Spending a sunny autumn Saturday selling cast-offs from garages, attics and basements might ordinarily hold little appeal for college students, but for the right cause, they will forgo the football game for a yard sale.
A group of McDaniel College sophomores spent two days hauling, sorting, pricing and showcasing hundreds of items donated for a yard sale to Shepherd's Staff, an outreach ministry to the needy in Carroll County. They are trying to make a difference.
The students are part of the local effort participating in Make a Difference Day, a nationwide movement sponsored by USA Weekend and the Points of Light Foundation that encourages neighbors to help each other. The event is tomorrow.

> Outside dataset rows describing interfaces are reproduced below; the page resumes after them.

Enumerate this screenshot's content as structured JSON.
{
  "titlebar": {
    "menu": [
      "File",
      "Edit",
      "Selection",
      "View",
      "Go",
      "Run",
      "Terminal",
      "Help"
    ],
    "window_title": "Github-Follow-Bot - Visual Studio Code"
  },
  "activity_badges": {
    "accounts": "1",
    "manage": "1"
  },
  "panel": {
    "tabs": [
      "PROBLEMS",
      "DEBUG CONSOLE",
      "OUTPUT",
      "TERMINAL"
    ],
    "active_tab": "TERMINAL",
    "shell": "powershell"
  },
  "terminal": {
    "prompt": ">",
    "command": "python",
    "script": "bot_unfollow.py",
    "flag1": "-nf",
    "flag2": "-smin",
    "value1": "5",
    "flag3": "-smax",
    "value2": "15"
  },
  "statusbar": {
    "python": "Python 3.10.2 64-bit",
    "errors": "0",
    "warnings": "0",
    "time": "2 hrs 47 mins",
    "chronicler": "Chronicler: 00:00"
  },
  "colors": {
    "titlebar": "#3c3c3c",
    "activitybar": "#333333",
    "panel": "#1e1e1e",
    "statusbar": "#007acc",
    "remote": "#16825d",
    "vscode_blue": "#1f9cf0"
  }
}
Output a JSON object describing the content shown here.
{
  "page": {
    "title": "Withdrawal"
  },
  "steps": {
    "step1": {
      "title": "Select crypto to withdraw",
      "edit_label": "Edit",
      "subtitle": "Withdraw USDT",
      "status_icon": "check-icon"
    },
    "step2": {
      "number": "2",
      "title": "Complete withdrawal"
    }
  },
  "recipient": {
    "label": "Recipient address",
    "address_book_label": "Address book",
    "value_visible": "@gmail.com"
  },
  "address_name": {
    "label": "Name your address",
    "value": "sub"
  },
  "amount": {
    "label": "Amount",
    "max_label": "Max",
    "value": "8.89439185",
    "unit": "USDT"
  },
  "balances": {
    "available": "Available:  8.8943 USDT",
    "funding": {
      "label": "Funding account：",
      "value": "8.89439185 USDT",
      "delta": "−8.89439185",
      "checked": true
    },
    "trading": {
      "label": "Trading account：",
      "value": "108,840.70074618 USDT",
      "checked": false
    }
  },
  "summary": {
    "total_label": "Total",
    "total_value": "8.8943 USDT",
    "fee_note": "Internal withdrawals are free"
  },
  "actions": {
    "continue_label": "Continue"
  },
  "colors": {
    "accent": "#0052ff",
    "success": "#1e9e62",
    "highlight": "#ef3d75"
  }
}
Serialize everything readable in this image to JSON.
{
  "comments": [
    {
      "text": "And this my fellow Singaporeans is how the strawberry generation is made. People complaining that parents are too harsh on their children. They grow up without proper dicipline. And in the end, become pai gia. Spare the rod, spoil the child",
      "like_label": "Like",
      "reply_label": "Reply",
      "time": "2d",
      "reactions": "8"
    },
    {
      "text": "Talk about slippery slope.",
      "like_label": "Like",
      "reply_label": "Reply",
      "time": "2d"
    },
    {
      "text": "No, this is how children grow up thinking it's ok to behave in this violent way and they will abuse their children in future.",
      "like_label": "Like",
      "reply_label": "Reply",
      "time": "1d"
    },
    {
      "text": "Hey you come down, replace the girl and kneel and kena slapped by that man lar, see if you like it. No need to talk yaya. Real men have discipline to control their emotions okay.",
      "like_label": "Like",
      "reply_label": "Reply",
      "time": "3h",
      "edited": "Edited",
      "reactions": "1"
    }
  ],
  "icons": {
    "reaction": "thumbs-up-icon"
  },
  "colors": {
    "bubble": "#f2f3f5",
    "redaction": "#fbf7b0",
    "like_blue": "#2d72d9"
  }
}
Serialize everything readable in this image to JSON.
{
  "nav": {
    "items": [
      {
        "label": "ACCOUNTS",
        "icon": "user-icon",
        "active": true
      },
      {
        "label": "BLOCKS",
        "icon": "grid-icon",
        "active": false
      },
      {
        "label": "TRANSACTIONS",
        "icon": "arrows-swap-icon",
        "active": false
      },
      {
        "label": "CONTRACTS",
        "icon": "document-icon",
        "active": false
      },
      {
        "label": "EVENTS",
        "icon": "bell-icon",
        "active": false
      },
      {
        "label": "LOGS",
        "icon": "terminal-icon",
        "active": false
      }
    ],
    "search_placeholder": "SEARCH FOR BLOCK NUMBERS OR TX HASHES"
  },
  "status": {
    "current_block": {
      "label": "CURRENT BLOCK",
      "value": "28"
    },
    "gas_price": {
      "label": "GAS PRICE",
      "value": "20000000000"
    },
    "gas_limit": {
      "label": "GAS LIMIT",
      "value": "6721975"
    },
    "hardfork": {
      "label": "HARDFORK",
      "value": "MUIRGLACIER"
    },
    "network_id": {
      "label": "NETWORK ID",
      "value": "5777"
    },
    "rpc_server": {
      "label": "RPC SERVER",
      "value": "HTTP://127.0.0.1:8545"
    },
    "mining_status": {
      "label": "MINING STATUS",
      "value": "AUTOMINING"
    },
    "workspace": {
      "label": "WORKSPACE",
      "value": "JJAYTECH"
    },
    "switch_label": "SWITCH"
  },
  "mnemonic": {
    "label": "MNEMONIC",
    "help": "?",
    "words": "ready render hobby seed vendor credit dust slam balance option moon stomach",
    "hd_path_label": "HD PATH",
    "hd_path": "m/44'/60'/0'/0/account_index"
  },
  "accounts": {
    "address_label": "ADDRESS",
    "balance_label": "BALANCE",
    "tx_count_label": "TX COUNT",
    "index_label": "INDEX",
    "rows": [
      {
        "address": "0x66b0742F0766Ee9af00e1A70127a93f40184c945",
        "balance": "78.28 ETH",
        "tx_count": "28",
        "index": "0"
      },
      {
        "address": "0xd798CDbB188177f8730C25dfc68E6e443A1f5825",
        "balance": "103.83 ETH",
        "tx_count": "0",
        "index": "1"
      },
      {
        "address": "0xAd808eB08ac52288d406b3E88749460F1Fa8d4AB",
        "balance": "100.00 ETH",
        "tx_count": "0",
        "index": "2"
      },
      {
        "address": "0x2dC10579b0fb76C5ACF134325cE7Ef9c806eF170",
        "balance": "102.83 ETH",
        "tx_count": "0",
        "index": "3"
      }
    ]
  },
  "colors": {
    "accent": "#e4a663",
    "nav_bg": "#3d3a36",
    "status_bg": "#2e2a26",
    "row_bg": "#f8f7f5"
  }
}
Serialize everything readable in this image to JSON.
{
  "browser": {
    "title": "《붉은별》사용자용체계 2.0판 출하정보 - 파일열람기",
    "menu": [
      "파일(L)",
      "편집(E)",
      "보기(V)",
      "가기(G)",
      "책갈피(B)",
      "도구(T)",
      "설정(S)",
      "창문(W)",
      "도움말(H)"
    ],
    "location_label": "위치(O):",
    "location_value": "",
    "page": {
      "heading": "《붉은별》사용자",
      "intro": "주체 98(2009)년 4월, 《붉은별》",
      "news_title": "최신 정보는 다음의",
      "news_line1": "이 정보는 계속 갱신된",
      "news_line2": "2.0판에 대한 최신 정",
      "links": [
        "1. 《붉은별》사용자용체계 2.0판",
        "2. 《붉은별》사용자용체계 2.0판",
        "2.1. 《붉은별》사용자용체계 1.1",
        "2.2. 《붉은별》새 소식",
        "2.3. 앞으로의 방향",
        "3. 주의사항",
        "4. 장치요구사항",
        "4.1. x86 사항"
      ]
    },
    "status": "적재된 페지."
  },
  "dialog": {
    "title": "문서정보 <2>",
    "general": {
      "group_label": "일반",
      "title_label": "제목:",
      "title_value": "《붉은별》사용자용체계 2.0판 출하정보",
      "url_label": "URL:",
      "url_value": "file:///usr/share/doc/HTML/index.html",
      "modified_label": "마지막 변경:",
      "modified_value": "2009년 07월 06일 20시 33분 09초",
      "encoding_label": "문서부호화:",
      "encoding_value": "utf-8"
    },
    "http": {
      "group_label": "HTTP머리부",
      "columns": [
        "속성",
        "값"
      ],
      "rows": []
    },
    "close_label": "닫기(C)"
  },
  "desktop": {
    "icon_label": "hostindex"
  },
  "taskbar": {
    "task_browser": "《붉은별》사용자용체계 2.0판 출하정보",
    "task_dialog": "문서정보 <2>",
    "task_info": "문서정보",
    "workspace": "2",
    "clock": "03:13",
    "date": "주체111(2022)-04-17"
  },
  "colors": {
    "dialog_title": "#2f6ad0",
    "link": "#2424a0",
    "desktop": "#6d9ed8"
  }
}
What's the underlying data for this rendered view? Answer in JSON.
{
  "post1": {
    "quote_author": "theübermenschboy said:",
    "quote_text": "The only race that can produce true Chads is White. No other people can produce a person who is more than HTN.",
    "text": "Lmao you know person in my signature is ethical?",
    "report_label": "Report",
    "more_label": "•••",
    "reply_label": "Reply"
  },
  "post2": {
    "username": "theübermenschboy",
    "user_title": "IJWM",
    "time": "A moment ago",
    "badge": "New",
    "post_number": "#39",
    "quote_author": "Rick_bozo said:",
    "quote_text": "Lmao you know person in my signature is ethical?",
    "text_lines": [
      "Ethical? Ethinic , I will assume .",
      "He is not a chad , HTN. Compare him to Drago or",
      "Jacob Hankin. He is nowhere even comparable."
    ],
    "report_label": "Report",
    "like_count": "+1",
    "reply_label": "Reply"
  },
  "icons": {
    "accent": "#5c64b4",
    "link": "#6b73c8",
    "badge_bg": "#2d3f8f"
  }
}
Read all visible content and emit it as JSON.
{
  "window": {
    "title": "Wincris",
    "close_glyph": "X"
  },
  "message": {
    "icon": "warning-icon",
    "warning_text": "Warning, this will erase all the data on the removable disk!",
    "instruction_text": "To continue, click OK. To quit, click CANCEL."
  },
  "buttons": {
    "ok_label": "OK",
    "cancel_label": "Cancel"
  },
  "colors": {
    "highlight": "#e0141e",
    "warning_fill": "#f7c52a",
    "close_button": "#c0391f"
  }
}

"What a great day to ask the community to help people who can't always help themselves," said Kathy Brown, director of Shepherd's Staff. "The title says it all. We can make a difference."
Preparing for the yard sale, the students' first task was to hang a large black banner with "Make a Difference" in bold white letters between two trees in the front yard of Brown's Wakefield Valley home. Her porch, deck and driveway will be yard sale headquarters tomorrow. For the last few weeks, Brown's neighbors have deposited hundreds of sellable items at her front door.
The students, who call themselves Shepherd's Angels, unpacked boxes with oil lamps, crystal, china, canisters, decorator pillows, baskets, rugs, paintings and crocks. They sorted through bags of clothing, linens and shoes. Brown's yard sale staff has orders to take any offer.
"We are getting rid of it all," said Brown, who promises low prices to keep the second-hand merchandise moving. "These girls are invaluable to me, and they are so eager to help."
Asked if she was tempted to buy any of the items, Lindsey Schwartz replied, "We are poor college students."
Her friend Amy Grose added, "If I find something I want, I'll buy it."
Another friend, Katie Martin, who edits the Shepherd's Staff newsletter, said community service can be really satisfying.
"This is a great cause," she said.
All the money from the sale will go to the Shepherd's Staff prescription medicine fund, which has seen a large increase in demand, Brown said.
"People are asking more often for dollars for medicines, and we can't meet the requests," she said. "They are uninsured and underinsured. Some of them can't even make the co-payments."
From household chores to car washes, sewing bees and lawn work, Carroll volunteers expect to make a difference in the community tomorrow.
At North Carroll High School, Linus Project volunteers expect to quilt, knit or sew about 500 blankets for needy children. Those willing to bring a sewing machine are the most welcome. Those who lack stitching ability can cut fabric, match quilt pieces or work on other tasks at several workstations.
"We will have a huge set-up in the school gym," said Stacey Taylor Smith, director of Volunteer Carroll.
About 30 other McDaniel College students have assigned themselves various tasks. They are washing buses for Head Start, gardening and raking at Piney Run Park in Eldersburg and helping Habitat for Humanity work with its new home project in Westminster.
"We have teams everywhere promoting the idea that we can all set aside a day to examine how we can make a difference," said Judi Johnson, volunteer activities specialist with Volunteer Carroll.